"Clearly the biggest losers are the oil producers all around the world. But the ones that are hurt the most are the ones that depend largely on 'petro-dollars,'" Cinquegrana said, adding that "Venezuela immediately comes to mind, but also Iran and to a lesser extent Russia could be hit pretty hard."
Speaking of the factors contributing to the continuing fall in oil prices, the analyst named increased US oil output as one of the reasons.
"Unrest in Libya, ISIS [also known as the Islamic State] in Iraq are two headlines that may have normally sent prices higher, but with US production rising the market has become a bit more insulated," he told Sputnik.
According to Cinquegrana, slipping oil demand, especially from China and India, has also contributed to global oil prices spiralling down, together with the dollar standing at a nine-year high against the euro.
"Countries that purchase oil in other currencies get more value when the dollar is weaker as oil is priced in dollars per barrel. When the dollar rallies, as it has been doing, those purchasing in other currencies do not necessarily have the buying power they once had," the analyst explained.
On Wednesday, the price for Brent crude fell below $50 a barrel, marking the lowest point since 2009 and a 50 percent drop from summer 2014 levels.
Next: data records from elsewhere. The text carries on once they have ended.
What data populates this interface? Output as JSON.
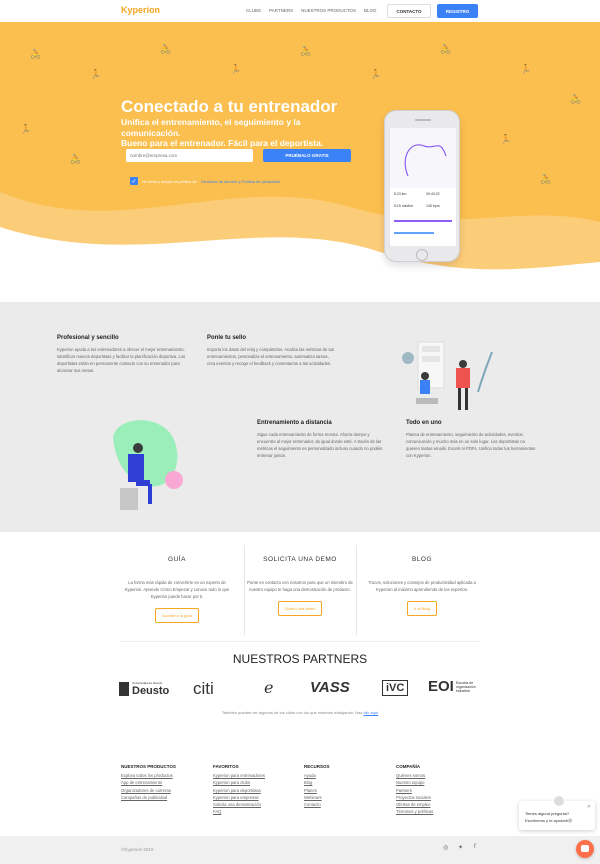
{
  "nav": {
    "logo": "Kyperion",
    "links": [
      "CLUBS",
      "PARTNERS",
      "NUESTROS PRODUCTOS",
      "BLOG"
    ],
    "contact": "CONTACTO",
    "register": "REGISTRO"
  },
  "hero": {
    "title": "Conectado a tu entrenador",
    "subtitle_1": "Unifica el entrenamiento, el seguimiento y la comunicación.",
    "subtitle_2": "Bueno para el entrenador. Fácil para el deportista.",
    "email_placeholder": "nombre@empresa.com",
    "try_button": "PRUÉBALO GRATIS",
    "terms_prefix": "He leído y acepto la política de",
    "terms_link": "Términos de servicio y Política de privacidad",
    "accent": "#3b82f6",
    "bg": "#fbbf4f"
  },
  "phone": {
    "stats": [
      "8.23 km",
      "00:43:22",
      "5:15 min/km",
      "145 bpm"
    ]
  },
  "features": [
    {
      "title": "Profesional y sencillo",
      "text": "Kyperion ayuda a los entrenadores a ofrecer el mejor entrenamiento. Identificar nuevos deportistas y facilitar la planificación deportiva. Los deportistas están en permanente contacto con su entrenador para alcanzar sus metas."
    },
    {
      "title": "Ponle tu sello",
      "text": "Importa los datos del reloj y compártelos. Analiza las métricas de tus entrenamientos, personaliza el entrenamiento, automatiza tareas, crea eventos y recoge el feedback y comentarios a las actividades."
    },
    {
      "title": "Entrenamiento a distancia",
      "text": "Sigue cada entrenamiento de forma remota. Ahorra tiempo y encuentra al mejor entrenador, da igual donde esté. A través de las métricas el seguimiento es personalizado incluso cuando no podéis entrenar juntos."
    },
    {
      "title": "Todo en uno",
      "text": "Planea de entrenamiento, seguimiento de actividades, eventos, comunicación y mucho más en un solo lugar. Los deportistas no quieren tantas emails. Excels ni PDFs. Unifica todas tus herramientas con Kyperion."
    }
  ],
  "cards": [
    {
      "title": "GUÍA",
      "text": "La forma más rápida de convertirte en un experto de Kyperion. Aprende Cómo Empezar y conoce todo lo que Kyperion puede hacer por ti.",
      "button": "Accede a la guía"
    },
    {
      "title": "SOLICITA UNA DEMO",
      "text": "Ponte en contacto con nosotros para que un miembro de nuestro equipo te haga una demostración de producto.",
      "button": "Quiero una demo"
    },
    {
      "title": "BLOG",
      "text": "Trucos, soluciones y consejos de productividad aplicada a Kyperion al máximo aprendiendo de los expertos.",
      "button": "Ir al Blog"
    }
  ],
  "partners": {
    "title": "NUESTROS PARTNERS",
    "deusto_small": "Universidad de Deusto",
    "deusto": "Deusto",
    "citi": "citi",
    "e": "e",
    "vass": "VASS",
    "ivc": "iVC",
    "eoi": "EOI",
    "eoi_sub": "Escuela de organización industrial",
    "note_prefix": "También puedes ver algunos de los clubs con los que estamos trabajando. Haz",
    "note_link": "clic aquí"
  },
  "footer": {
    "cols": [
      {
        "title": "NUESTROS PRODUCTOS",
        "items": [
          "Explora todos los productos",
          "App de entrenamiento",
          "Organizadores de carreras",
          "Campañas de publicidad"
        ]
      },
      {
        "title": "FAVORITOS",
        "items": [
          "Kyperion para entrenadores",
          "Kyperion para clubs",
          "Kyperion para deportistas",
          "Kyperion para empresas",
          "Solicita una demostración",
          "FAQ"
        ]
      },
      {
        "title": "RECURSOS",
        "items": [
          "Ayuda",
          "Blog",
          "Planes",
          "Webinars",
          "Contacto"
        ]
      },
      {
        "title": "COMPAÑÍA",
        "items": [
          "Quiénes somos",
          "Nuestro equipo",
          "Partners",
          "Proyectos sociales",
          "Ofertas de empleo",
          "Términos y políticas"
        ]
      }
    ],
    "copyright": "©Kyperion 2019"
  },
  "chat": {
    "question": "Tienes alguna pregunta?",
    "prompt": "Escríbenos y te ayudaré😉"
  }
}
In November 2014, the Organization of the Petroleum Exporting Countries (OPEC) decided not to change its current levels of oil output, triggering a further drop in global oil prices.